* [ACTION ITEM]
Give back all of the data, word for word.

* [INPUT DATA]
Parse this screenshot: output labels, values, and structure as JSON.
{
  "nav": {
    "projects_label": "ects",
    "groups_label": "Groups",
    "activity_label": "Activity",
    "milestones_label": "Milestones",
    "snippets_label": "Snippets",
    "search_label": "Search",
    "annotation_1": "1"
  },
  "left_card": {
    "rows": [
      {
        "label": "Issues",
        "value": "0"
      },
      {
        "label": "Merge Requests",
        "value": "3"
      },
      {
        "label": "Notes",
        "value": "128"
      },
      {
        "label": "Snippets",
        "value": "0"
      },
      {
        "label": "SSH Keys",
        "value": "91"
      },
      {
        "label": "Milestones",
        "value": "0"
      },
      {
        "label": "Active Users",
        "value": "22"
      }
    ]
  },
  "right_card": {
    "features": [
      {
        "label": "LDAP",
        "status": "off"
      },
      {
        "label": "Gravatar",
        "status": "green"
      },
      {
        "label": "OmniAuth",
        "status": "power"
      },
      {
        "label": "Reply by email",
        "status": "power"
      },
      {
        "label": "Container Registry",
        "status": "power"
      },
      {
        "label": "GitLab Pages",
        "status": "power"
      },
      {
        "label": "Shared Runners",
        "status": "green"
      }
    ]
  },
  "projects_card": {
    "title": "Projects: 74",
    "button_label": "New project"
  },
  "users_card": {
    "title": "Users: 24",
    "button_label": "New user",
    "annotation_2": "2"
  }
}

* [ANSWER]
Parse this screenshot: output labels, values, and structure as JSON.
{
  "nav": {
    "projects_label": "ects",
    "groups_label": "Groups",
    "activity_label": "Activity",
    "milestones_label": "Milestones",
    "snippets_label": "Snippets",
    "search_label": "Search",
    "annotation_1": "1"
  },
  "left_card": {
    "rows": [
      {
        "label": "Issues",
        "value": "0"
      },
      {
        "label": "Merge Requests",
        "value": "3"
      },
      {
        "label": "Notes",
        "value": "128"
      },
      {
        "label": "Snippets",
        "value": "0"
      },
      {
        "label": "SSH Keys",
        "value": "91"
      },
      {
        "label": "Milestones",
        "value": "0"
      },
      {
        "label": "Active Users",
        "value": "22"
      }
    ]
  },
  "right_card": {
    "features": [
      {
        "label": "LDAP",
        "status": "off"
      },
      {
        "label": "Gravatar",
        "status": "green"
      },
      {
        "label": "OmniAuth",
        "status": "power"
      },
      {
        "label": "Reply by email",
        "status": "power"
      },
      {
        "label": "Container Registry",
        "status": "power"
      },
      {
        "label": "GitLab Pages",
        "status": "power"
      },
      {
        "label": "Shared Runners",
        "status": "green"
      }
    ]
  },
  "projects_card": {
    "title": "Projects: 74",
    "button_label": "New project"
  },
  "users_card": {
    "title": "Users: 24",
    "button_label": "New user",
    "annotation_2": "2"
  }
}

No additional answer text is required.